For portraits and products they’re pretty useful as you can place the FlashDisc just out of the frame but still close enough to reap the benefits of a small modifier.

IMG_6961

Photo: Phil Gray

It does take some fiddling around to get the flash discs in the right position when they’re mounted on a static light stand, but if you’ve got an assistant they are awesome. Because they’re small and lightweight it’s no trouble at all to get your assistant to dangle the light with the FlashDisc very close to the subject.

Also due to their feathery nature they pair nicely with Gorillapods, and my favorite thing is to wrap them around a tree branch or pole in a spot you wouldn’t be able to put a standard light stand.

Do you actually use it?

Absolutely! The Flash Disc is extremely versatile and is great for a variety of looks. Check out the gallery below to see how I’ve used the FStoppers FlashDisc. Even when it’s not close enough to for that creamy soft light it still diffuses the flash head nicely for something a bit more dramatic.

The biggest reason that I like to use the FlashDisc’s is they’re so packable. It’s a rare occasion I’m shooting within 5-miles of where I parked my car, and it’s just not practical for me to pack in (and back out) large soft boxes, they just wouldn’t survive. Weighing just 113g adding the FlashDiscs won’t add much to your already heavy pack

As it is I get funny looks riding single track on my mountain bike with my big camera pack and light stands, can you image what people would do if you had soft boxes strapped to my pack?

Final Thoughts

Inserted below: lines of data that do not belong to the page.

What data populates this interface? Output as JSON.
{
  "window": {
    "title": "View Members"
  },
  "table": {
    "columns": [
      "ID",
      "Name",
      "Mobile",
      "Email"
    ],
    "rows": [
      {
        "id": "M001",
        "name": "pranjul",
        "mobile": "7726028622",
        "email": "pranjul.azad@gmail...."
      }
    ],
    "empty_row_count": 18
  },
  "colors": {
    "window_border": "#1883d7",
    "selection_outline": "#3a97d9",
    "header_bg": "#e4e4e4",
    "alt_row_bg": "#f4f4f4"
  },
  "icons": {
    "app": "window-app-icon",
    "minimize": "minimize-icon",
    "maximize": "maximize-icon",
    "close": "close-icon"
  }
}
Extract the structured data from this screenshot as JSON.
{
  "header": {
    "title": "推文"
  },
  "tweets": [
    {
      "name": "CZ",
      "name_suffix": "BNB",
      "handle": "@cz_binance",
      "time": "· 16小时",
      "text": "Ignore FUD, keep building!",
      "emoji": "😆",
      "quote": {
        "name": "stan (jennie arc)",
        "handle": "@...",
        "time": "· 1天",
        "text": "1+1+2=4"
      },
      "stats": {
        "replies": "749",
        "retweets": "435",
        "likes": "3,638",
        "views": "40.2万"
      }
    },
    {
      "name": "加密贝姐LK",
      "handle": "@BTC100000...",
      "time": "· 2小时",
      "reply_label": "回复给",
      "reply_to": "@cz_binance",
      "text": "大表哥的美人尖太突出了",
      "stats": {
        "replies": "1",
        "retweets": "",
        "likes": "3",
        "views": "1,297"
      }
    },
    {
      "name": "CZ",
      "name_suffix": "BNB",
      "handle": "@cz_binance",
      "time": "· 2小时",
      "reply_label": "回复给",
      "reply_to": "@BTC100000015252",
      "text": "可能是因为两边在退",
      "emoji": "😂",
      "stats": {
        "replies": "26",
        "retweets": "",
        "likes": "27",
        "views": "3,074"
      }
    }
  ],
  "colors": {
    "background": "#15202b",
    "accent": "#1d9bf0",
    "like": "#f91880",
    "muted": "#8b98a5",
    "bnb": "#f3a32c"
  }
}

For such a small modifier, the Fstoppers FlashDisc’s pack some serious punch. Whenever I take speedlights with me I always stuff them in my bag. They’ve definitely got their limitations and and $49.95USD they’re also not cheap, but the FlashDisc’s have become an essential part of my kit.

Do you use the FlashDisc’s? What do you think? Let me know in the comments below or on Facebook, Instagram or Twitter.

Related Posts:

Tags: , , , , , ,